How healthy were people in Islington between 1780 and 1858?
How healthy were people in Islington between 1858 and today?
The whole of Day Four consisted of a trip by each class to the London Museum of Steam and Water at Kew Bridge. This fascinating museum is housed in a Victorian pumping station by the River Thames, opposite the Royal Botanic Gardens. It contains steam pumping engines, some still in working order together with hands-on displays illustrating how London was eventually supplied with fresh running water during the later nineteenth century and how a modern sewage system was constructed. Two exhibits were particularly helpful for studying the development of public health. One is a mock-up of a full-scale London brick sewer of the time built by the great engineer Bazelgette and through which children can walk.
The other consisted of dolls houses from different periods (1660, 1780, 1890 and 1980) with props, labels and cut out figures, comparing and contrasting how water was supplied and sewage disposed of in each period.
While on site classes
- Watched and listened as museum volunteers fired up one of the museum steam engines, to explain and show how it operated
- Walked through the replica of the brick sewer
- Carefully compared and contrasted (in small groups) how water was supplied to and sewage carried away from each dolls house, how this changed over time and the health hazards posed in each period (for an example of how to lead a small group activity using the houses see Document D below)
- Viewed examples of pipes from different periods showing how water was carried in different periods, for example there is a section of a tree trunk which was hollowed out in the same way that wooden pipes were used to supply water to the Charthouse when it was a Carthusian monastery in the Middle Ages.
The contents of the museum as a whole illustrated changes in how water was used and managed as part of public health reform in the nineteenth and twentieth centuries, bringing the story up-to-date into the present. As such pupils the visit reinforced prior learning from the card sort covering public health between 1780 and 1858 but also introduced new knowledge for the last period to be covered from 1858 to the present. However because of the focus of the museum pupils were learning about the supply of water and disposal of sewage as an aspect of public health, not about all developments in the period. In this way the visit combined an outline of history between the early ninetenth century and today but was also a depth study in relation to one aspect (about water supply and sewage disposal) of the overall development of public health between 1170 and the present.

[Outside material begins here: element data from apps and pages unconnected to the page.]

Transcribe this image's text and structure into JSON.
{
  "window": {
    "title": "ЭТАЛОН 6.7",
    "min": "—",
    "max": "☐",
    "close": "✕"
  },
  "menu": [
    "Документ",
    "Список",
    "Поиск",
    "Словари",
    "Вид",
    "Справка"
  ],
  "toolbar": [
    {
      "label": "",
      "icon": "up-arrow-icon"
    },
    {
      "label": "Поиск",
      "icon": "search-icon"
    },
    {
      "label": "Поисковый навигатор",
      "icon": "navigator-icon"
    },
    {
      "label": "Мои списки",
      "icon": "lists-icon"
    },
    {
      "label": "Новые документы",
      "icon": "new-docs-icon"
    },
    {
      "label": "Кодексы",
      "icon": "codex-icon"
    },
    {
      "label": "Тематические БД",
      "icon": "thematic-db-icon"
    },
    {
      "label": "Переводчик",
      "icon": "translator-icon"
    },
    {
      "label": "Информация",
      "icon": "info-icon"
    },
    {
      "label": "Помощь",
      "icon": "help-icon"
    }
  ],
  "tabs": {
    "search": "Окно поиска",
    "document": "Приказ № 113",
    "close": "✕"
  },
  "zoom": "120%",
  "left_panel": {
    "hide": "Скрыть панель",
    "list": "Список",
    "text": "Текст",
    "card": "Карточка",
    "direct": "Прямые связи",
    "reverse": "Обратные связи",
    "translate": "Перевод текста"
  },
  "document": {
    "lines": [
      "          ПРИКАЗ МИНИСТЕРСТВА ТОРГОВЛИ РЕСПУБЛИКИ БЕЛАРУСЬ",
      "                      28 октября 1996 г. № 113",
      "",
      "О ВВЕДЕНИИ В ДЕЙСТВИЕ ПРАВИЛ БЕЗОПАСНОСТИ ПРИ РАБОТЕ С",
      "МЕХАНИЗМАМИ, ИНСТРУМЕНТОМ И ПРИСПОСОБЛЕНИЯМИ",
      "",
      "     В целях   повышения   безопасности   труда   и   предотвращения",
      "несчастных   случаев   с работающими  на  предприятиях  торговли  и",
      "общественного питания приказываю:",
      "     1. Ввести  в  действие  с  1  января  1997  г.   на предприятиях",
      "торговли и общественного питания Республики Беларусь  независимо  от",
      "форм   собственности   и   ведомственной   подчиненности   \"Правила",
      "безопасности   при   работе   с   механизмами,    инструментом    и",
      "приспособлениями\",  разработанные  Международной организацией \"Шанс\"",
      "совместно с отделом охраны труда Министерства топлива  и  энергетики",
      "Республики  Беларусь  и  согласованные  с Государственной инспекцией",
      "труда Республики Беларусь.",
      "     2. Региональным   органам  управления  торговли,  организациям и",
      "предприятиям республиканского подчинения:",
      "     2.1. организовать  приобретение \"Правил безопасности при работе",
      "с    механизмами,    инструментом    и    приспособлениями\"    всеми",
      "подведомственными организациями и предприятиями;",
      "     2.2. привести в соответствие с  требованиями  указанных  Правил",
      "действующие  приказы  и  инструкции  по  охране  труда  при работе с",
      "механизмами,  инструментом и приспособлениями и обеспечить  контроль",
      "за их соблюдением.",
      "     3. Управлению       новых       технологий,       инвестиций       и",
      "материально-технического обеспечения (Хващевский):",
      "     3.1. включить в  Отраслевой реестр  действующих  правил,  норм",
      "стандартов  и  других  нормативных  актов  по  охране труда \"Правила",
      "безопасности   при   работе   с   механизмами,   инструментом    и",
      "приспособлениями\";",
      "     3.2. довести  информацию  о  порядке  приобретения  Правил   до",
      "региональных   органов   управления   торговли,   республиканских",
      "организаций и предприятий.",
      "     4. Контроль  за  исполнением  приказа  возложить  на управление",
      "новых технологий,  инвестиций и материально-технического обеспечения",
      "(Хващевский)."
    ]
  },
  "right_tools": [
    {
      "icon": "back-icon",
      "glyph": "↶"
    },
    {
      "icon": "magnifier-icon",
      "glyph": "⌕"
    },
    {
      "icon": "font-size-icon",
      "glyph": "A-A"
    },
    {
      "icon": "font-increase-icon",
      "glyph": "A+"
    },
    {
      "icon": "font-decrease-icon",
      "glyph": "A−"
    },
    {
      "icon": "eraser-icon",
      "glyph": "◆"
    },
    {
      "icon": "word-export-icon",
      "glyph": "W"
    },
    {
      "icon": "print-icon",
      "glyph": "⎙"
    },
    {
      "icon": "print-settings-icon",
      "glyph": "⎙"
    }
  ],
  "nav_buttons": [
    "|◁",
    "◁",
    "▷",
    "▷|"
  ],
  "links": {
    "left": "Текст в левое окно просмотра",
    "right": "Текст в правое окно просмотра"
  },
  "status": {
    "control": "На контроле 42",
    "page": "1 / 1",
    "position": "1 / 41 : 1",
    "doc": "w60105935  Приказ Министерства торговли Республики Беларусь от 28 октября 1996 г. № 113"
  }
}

For details about the London Museum of Steam and Water and about organising visits there click on this link